Records provided below:

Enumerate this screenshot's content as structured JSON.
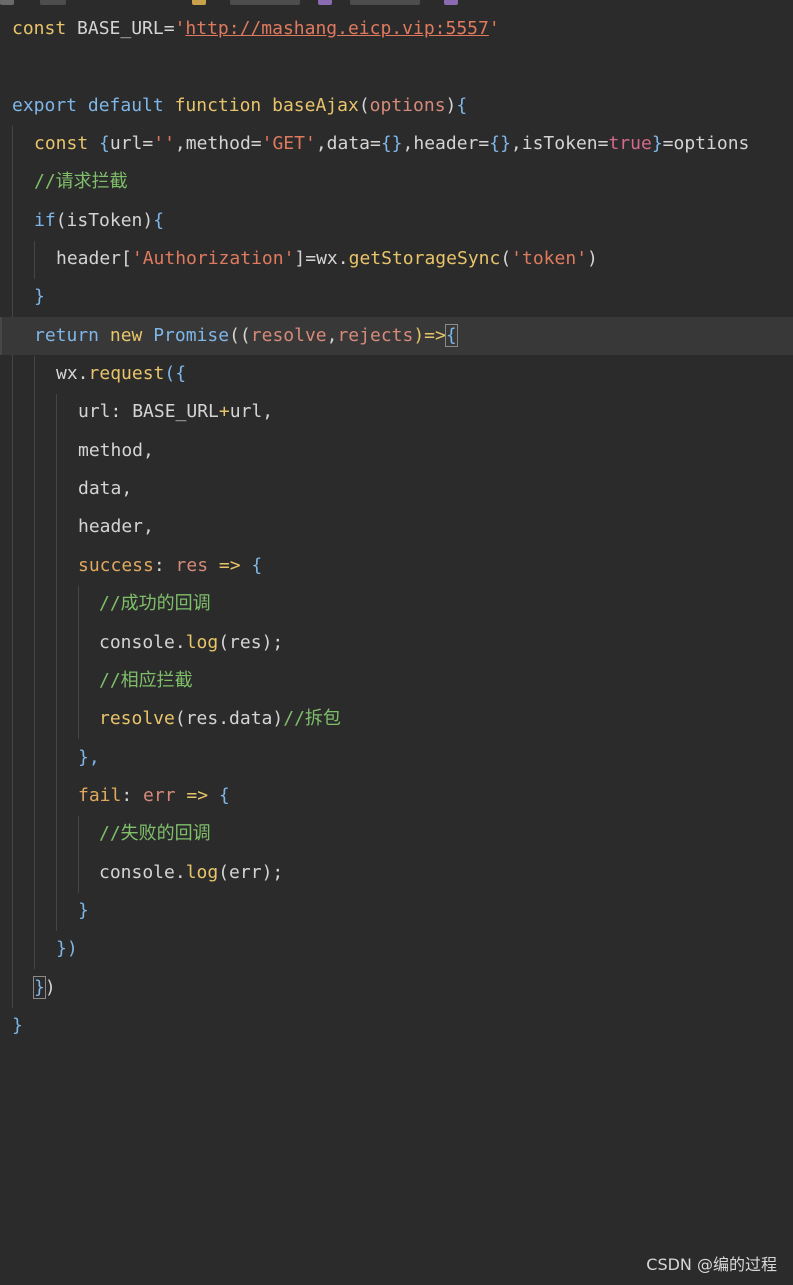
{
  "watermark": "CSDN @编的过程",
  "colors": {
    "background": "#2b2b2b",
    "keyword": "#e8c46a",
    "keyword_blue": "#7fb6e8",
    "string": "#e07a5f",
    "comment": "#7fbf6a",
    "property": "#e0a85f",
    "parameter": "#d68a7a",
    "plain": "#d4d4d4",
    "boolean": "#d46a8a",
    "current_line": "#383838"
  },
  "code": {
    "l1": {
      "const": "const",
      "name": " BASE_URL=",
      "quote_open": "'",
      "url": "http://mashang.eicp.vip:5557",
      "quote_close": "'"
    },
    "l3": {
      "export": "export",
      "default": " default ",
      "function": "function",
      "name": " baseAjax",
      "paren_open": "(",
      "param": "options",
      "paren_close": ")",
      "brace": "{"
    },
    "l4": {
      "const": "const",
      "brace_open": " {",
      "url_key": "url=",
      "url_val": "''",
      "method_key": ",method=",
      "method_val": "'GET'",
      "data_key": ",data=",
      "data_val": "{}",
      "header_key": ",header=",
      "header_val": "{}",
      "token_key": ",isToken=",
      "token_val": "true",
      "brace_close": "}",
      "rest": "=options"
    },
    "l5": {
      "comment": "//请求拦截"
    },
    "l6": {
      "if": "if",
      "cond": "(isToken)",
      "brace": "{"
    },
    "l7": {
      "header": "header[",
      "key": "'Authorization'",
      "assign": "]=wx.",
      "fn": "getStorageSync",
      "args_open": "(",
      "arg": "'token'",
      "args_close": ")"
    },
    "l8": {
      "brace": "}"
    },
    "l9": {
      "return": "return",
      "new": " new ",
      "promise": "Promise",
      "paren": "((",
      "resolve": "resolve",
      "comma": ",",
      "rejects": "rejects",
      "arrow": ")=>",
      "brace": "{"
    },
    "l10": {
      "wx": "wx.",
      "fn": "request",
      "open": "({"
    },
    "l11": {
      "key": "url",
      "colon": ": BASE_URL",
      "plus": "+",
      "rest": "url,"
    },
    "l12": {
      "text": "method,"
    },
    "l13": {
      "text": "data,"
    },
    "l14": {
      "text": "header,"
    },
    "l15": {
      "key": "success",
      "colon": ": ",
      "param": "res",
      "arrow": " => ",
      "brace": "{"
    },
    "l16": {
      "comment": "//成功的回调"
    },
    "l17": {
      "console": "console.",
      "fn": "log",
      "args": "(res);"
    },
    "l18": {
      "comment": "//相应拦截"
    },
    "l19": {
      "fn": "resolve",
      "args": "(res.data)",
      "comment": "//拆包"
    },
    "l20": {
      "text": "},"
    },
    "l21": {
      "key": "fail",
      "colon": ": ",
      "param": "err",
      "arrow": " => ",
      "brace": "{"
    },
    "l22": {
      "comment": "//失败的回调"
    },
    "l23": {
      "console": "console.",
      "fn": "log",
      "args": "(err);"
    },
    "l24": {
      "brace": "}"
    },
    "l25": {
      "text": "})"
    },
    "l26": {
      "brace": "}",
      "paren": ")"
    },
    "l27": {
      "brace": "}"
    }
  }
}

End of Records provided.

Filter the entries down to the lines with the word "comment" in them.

=== Answer box ===
    "comment": "#7fbf6a",
      "comment": "//请求拦截"
      "comment": "//成功的回调"
      "comment": "//相应拦截"
      "comment": "//拆包"
      "comment": "//失败的回调"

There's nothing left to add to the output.